How aeration helps the pond
Aeration helps break down decaying organic matter and vegetation, such as submerged plants, leaves, grass clippings, algae, and other substances such as fish droppings. The decomposition of organic matter at the bottom is carried out by beneficial bacteria and enzymes in the surface of the feces. Ventilation helps these bacteria to better digest this waste. Ventilation can also help your pond in many other ways, such as improving water quality and clarity, reducing algae reproduction, reducing fish killing and reducing odor.
Benefits of aeration in underground ponds
Improve decomposition of decaying plants
Reduce sludge and sludge
Reduce algal blooms
Improve water quality
Improve the water quality of fish and aquatic wildlife
Increase the oxygen content at the bottom of the pond
Reduce fish kill
More effective than floating fountain
Pond has no electricity
Aerobic and aerobic conditions
The decomposition or decomposition of organic matter at the bottom of the pond can be carried out in two ways:

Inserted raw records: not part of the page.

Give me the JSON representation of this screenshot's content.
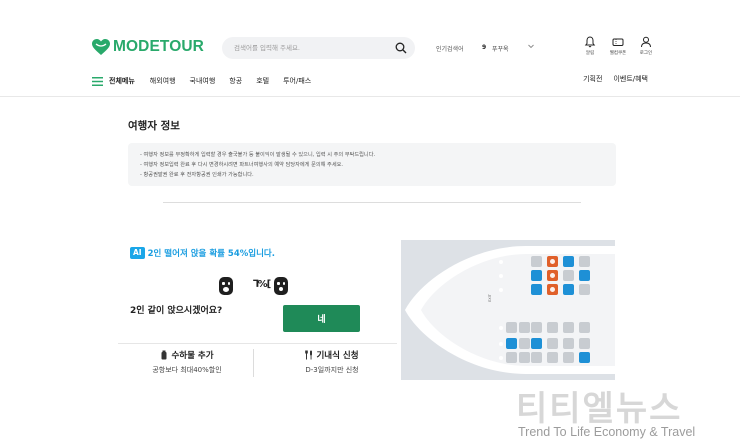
{
  "header": {
    "logo": "MODETOUR",
    "search_placeholder": "검색어를 입력해 주세요.",
    "popular_label": "인기검색어",
    "popular_rank": "9",
    "popular_word": "푸꾸옥",
    "icons": [
      {
        "name": "bell-icon",
        "label": "알림"
      },
      {
        "name": "coupon-icon",
        "label": "웰컴쿠폰"
      },
      {
        "name": "user-icon",
        "label": "로그인"
      }
    ]
  },
  "nav": {
    "menu_label": "전체메뉴",
    "items": [
      "해외여행",
      "국내여행",
      "항공",
      "호텔",
      "투어/패스"
    ],
    "right_items": [
      "기획전",
      "이벤트/혜택"
    ]
  },
  "traveler": {
    "title": "여행자 정보",
    "notices": [
      "- 여행자 정보를 부정확하게 입력할 경우 출국불가 등 불이익이 발생될 수 있으니, 입력 시 주의 부탁드립니다.",
      "- 여행자 정보입력 완료 후 다시 변경하시려면 파트너여행사의 예약 담당자에게 문의해 주세요.",
      "- 항공권발권 완료 후 전자항공권 인쇄가 가능합니다."
    ]
  },
  "ai_widget": {
    "badge": "AI",
    "message": "2인 떨어져 앉을 확률 54%입니다.",
    "gap_glyph": "⅂%[",
    "question": "2인 같이 앉으시겠어요?",
    "yes_label": "네"
  },
  "cards": [
    {
      "icon": "bottle-icon",
      "title": "수하물 추가",
      "sub": "공항보다 최대40%할인"
    },
    {
      "icon": "cutlery-icon",
      "title": "기내식 신청",
      "sub": "D-3일까지만 신청"
    }
  ],
  "seatmap": {
    "exit_label": "EXIT",
    "seat_colors": {
      "available": "#1e90d6",
      "occupied": "#c8ccd1",
      "selected": "#e0602a"
    },
    "rows": [
      [
        "grey",
        "orange",
        "blue",
        "grey"
      ],
      [
        "blue",
        "orange",
        "grey",
        "blue"
      ],
      [
        "blue",
        "orange",
        "blue",
        "grey"
      ],
      [
        "grey",
        "grey",
        "grey",
        "grey"
      ],
      [
        "blue",
        "grey",
        "grey",
        "grey"
      ],
      [
        "grey",
        "grey",
        "grey",
        "blue"
      ]
    ],
    "left_seats": [
      [
        null,
        null
      ],
      [
        null,
        null
      ],
      [
        null,
        null
      ],
      [
        "grey",
        "grey"
      ],
      [
        "blue",
        "grey"
      ],
      [
        "grey",
        "grey"
      ]
    ]
  },
  "watermark": {
    "title": "티티엘뉴스",
    "subtitle": "Trend To Life Economy & Travel"
  },
  "colors": {
    "brand": "#29a96b",
    "accent": "#1aa6e8",
    "button": "#1f8a58"
  }
}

1. Anaerobic (hypoxic or anaerobic)
2. Aerobic exercise (high oxygen level)
Non-inflatable ponds-anaerobic conditions (low oxygen)
When the oxygen level at the bottom of the pond is low, anaerobic decomposition occurs. Bacteria that can survive at low oxygen levels can slowly decompose feces and sludge, but they do not do well. With these anaerobic bacteria, the decomposition rate becomes slow and incomplete, and the final product is sludge and toxic gases such as ammonia, methane and hydrogen sulfide (egg odor!). With anaerobic decomposition, organic matter, sludge and sludge increase every year because they accumulate faster than they decompose.